Note that time between two sprints is higher than normal blocks to buffer to reduce the latency issues between multiple producers.

Attacks

Censorship

Bor uses a very small set of producers to create faster blocks. It means it is prone to more censorship attacks than Heimdall. In order to deal with that, multiple testing will be done to find out the max number of producers for acceptable block time in the system.

Apart from that there are few attacks possible:

  1. One producer is censoring the transaction

    In that case, the transaction sender can wait for the next producer's sprint and try to send the transaction again.

  2. All validators are colluding with each-other and censoring particular transaction

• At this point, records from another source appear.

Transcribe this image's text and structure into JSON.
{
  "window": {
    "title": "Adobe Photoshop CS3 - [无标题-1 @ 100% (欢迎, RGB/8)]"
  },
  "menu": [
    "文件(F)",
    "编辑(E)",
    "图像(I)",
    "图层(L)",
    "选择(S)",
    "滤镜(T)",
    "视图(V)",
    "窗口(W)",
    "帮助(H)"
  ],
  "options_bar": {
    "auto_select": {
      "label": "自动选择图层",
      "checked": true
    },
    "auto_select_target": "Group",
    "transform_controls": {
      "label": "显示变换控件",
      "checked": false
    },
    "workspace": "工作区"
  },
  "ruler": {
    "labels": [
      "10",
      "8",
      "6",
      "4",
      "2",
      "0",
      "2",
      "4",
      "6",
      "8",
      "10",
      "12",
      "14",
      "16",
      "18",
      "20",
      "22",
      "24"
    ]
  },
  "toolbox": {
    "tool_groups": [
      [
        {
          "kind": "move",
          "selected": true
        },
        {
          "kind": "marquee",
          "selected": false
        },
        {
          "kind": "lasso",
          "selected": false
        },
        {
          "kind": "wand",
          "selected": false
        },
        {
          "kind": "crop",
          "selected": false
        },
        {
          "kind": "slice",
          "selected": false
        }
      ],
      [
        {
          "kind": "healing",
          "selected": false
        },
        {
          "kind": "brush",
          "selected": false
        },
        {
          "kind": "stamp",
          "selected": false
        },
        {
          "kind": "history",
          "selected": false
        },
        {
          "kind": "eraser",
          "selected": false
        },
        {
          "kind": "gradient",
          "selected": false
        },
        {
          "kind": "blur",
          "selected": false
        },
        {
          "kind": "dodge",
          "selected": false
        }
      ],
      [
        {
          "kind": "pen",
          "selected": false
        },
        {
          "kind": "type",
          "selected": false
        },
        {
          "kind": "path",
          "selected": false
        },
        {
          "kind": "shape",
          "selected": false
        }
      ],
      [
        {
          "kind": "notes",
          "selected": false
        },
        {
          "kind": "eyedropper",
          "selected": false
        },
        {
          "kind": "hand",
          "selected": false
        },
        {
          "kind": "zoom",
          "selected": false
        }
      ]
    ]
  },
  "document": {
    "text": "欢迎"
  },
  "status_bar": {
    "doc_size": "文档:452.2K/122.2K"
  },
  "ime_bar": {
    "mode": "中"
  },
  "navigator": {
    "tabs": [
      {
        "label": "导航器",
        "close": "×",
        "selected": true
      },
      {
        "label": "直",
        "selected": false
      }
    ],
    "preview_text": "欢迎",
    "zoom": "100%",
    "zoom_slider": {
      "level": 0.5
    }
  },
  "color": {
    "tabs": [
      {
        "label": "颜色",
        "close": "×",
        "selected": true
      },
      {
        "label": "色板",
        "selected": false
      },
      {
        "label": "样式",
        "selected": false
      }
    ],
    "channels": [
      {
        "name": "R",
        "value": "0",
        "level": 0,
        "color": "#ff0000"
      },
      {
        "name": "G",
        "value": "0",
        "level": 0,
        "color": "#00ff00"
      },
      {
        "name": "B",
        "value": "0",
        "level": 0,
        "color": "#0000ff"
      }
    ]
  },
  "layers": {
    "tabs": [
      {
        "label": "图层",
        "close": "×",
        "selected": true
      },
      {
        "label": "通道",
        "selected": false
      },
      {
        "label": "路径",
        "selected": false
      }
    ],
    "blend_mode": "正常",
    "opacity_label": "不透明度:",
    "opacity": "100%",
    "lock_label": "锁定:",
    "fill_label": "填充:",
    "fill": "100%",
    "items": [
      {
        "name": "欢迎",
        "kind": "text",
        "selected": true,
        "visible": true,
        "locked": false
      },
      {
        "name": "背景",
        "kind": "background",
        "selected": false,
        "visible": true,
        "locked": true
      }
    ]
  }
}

    In this case, Matic system will provide a way to submit a transaction on Ethereum chain and ask validators to include the transaction in next x checkpoints. If validators fail to include it during that time window, the user can slash the validators. Note that this is not currently implemented.

Fraud

Producers can include invalid transaction during their turn. It can be possible at multiple levels:

  1. One producer is fraudulent

    If a producer includes invalid transaction at any height, other producers can create a fork and exclude that transaction since their valid node ignores invalid blocks

  2. Span producers are fraudulent

    If other producers don't create a fork, other validators who are validating the block can forcefully change the span by creating their own fork. This is not currently implemented since it requires how Geth works internally. However, this is in our future roadmap.

  3. All validators are fraudulent

    Assumption is that 2/3+1 validators must be honest to work this system correctly.